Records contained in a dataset
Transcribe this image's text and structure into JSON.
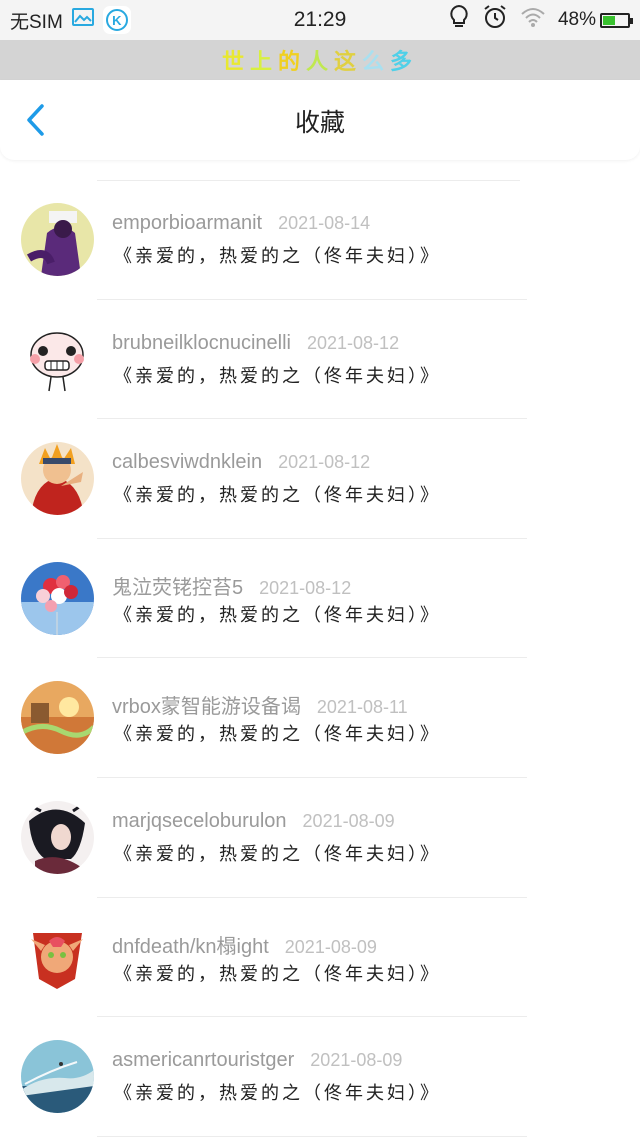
{
  "status_bar": {
    "carrier": "无SIM",
    "time": "21:29",
    "battery": "48%",
    "battery_level": 0.48,
    "app_badge": "K",
    "icons": [
      "image-icon",
      "k-app-icon",
      "bulb-icon",
      "alarm-icon",
      "wifi-icon",
      "battery-icon"
    ]
  },
  "banner": {
    "chars": [
      "世",
      "上",
      "的",
      "人",
      "这",
      "么",
      "多"
    ],
    "colors": [
      "#e8e830",
      "#d8f040",
      "#f0d020",
      "#c0e850",
      "#e0d040",
      "#a8e0f0",
      "#50d0e8"
    ]
  },
  "nav": {
    "title": "收藏",
    "back_icon": "chevron-left-icon",
    "accent": "#1e9be8"
  },
  "items": [
    {
      "user": "emporbioarmanit",
      "date": "2021-08-14",
      "title": "《亲爱的，热爱的之（佟年夫妇）》",
      "avatar": "avatar-purple"
    },
    {
      "user": "brubneilklocnucinelli",
      "date": "2021-08-12",
      "title": "《亲爱的，热爱的之（佟年夫妇）》",
      "avatar": "avatar-cartoon"
    },
    {
      "user": "calbesviwdnklein",
      "date": "2021-08-12",
      "title": "《亲爱的，热爱的之（佟年夫妇）》",
      "avatar": "avatar-anime-red"
    },
    {
      "user": "鬼泣荧铑控苔5",
      "date": "2021-08-12",
      "title": "《亲爱的，热爱的之（佟年夫妇）》",
      "avatar": "avatar-balloons"
    },
    {
      "user": "vrbox蒙智能游设备谒",
      "date": "2021-08-11",
      "title": "《亲爱的，热爱的之（佟年夫妇）》",
      "avatar": "avatar-sunset"
    },
    {
      "user": "marjqseceloburulon",
      "date": "2021-08-09",
      "title": "《亲爱的，热爱的之（佟年夫妇）》",
      "avatar": "avatar-dark"
    },
    {
      "user": "dnfdeath/kn榻ight",
      "date": "2021-08-09",
      "title": "《亲爱的，热爱的之（佟年夫妇）》",
      "avatar": "avatar-emblem"
    },
    {
      "user": "asmericanrtouristger",
      "date": "2021-08-09",
      "title": "《亲爱的，热爱的之（佟年夫妇）》",
      "avatar": "avatar-ocean"
    }
  ]
}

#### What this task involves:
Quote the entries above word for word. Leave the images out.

#### Solution to the exercise:
Transcribe this image's text and structure into JSON.
{
  "status_bar": {
    "carrier": "无SIM",
    "time": "21:29",
    "battery": "48%",
    "battery_level": 0.48,
    "app_badge": "K",
    "icons": [
      "image-icon",
      "k-app-icon",
      "bulb-icon",
      "alarm-icon",
      "wifi-icon",
      "battery-icon"
    ]
  },
  "banner": {
    "chars": [
      "世",
      "上",
      "的",
      "人",
      "这",
      "么",
      "多"
    ],
    "colors": [
      "#e8e830",
      "#d8f040",
      "#f0d020",
      "#c0e850",
      "#e0d040",
      "#a8e0f0",
      "#50d0e8"
    ]
  },
  "nav": {
    "title": "收藏",
    "back_icon": "chevron-left-icon",
    "accent": "#1e9be8"
  },
  "items": [
    {
      "user": "emporbioarmanit",
      "date": "2021-08-14",
      "title": "《亲爱的，热爱的之（佟年夫妇）》",
      "avatar": "avatar-purple"
    },
    {
      "user": "brubneilklocnucinelli",
      "date": "2021-08-12",
      "title": "《亲爱的，热爱的之（佟年夫妇）》",
      "avatar": "avatar-cartoon"
    },
    {
      "user": "calbesviwdnklein",
      "date": "2021-08-12",
      "title": "《亲爱的，热爱的之（佟年夫妇）》",
      "avatar": "avatar-anime-red"
    },
    {
      "user": "鬼泣荧铑控苔5",
      "date": "2021-08-12",
      "title": "《亲爱的，热爱的之（佟年夫妇）》",
      "avatar": "avatar-balloons"
    },
    {
      "user": "vrbox蒙智能游设备谒",
      "date": "2021-08-11",
      "title": "《亲爱的，热爱的之（佟年夫妇）》",
      "avatar": "avatar-sunset"
    },
    {
      "user": "marjqseceloburulon",
      "date": "2021-08-09",
      "title": "《亲爱的，热爱的之（佟年夫妇）》",
      "avatar": "avatar-dark"
    },
    {
      "user": "dnfdeath/kn榻ight",
      "date": "2021-08-09",
      "title": "《亲爱的，热爱的之（佟年夫妇）》",
      "avatar": "avatar-emblem"
    },
    {
      "user": "asmericanrtouristger",
      "date": "2021-08-09",
      "title": "《亲爱的，热爱的之（佟年夫妇）》",
      "avatar": "avatar-ocean"
    }
  ]
}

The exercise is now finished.